Retype all the records below exactly as they are, with no image carried over.

*** Block opens ***

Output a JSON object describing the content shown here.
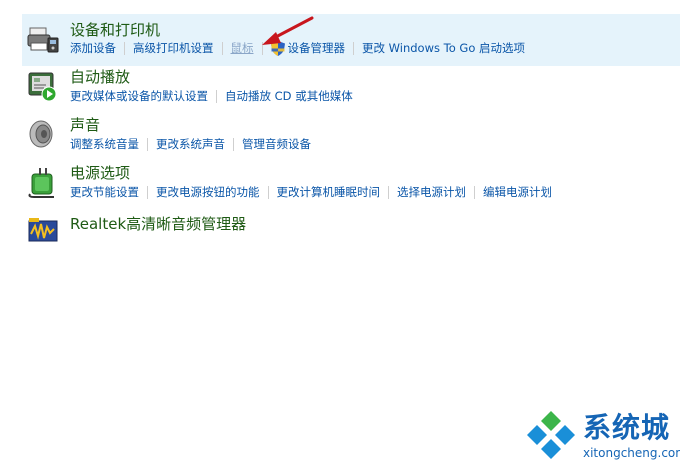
{
  "categories": {
    "devices": {
      "title": "设备和打印机",
      "links": [
        "添加设备",
        "高级打印机设置",
        "鼠标",
        "设备管理器",
        "更改 Windows To Go 启动选项"
      ]
    },
    "autoplay": {
      "title": "自动播放",
      "links": [
        "更改媒体或设备的默认设置",
        "自动播放 CD 或其他媒体"
      ]
    },
    "sound": {
      "title": "声音",
      "links": [
        "调整系统音量",
        "更改系统声音",
        "管理音频设备"
      ]
    },
    "power": {
      "title": "电源选项",
      "links": [
        "更改节能设置",
        "更改电源按钮的功能",
        "更改计算机睡眠时间",
        "选择电源计划",
        "编辑电源计划"
      ]
    },
    "realtek": {
      "title": "Realtek高清晰音频管理器"
    }
  },
  "watermark": {
    "title": "系统城",
    "subtitle": "xitongcheng.com"
  },
  "colors": {
    "title_green": "#1e5a14",
    "link_blue": "#0b56a8",
    "highlight_bg": "#e5f3fb",
    "arrow_red": "#c8161d",
    "logo_blue": "#1565b5"
  }
}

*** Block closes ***

**SOLVED EXERCISE:**
Output a JSON object describing the content shown here.
{
  "categories": {
    "devices": {
      "title": "设备和打印机",
      "links": [
        "添加设备",
        "高级打印机设置",
        "鼠标",
        "设备管理器",
        "更改 Windows To Go 启动选项"
      ]
    },
    "autoplay": {
      "title": "自动播放",
      "links": [
        "更改媒体或设备的默认设置",
        "自动播放 CD 或其他媒体"
      ]
    },
    "sound": {
      "title": "声音",
      "links": [
        "调整系统音量",
        "更改系统声音",
        "管理音频设备"
      ]
    },
    "power": {
      "title": "电源选项",
      "links": [
        "更改节能设置",
        "更改电源按钮的功能",
        "更改计算机睡眠时间",
        "选择电源计划",
        "编辑电源计划"
      ]
    },
    "realtek": {
      "title": "Realtek高清晰音频管理器"
    }
  },
  "watermark": {
    "title": "系统城",
    "subtitle": "xitongcheng.com"
  },
  "colors": {
    "title_green": "#1e5a14",
    "link_blue": "#0b56a8",
    "highlight_bg": "#e5f3fb",
    "arrow_red": "#c8161d",
    "logo_blue": "#1565b5"
  }
}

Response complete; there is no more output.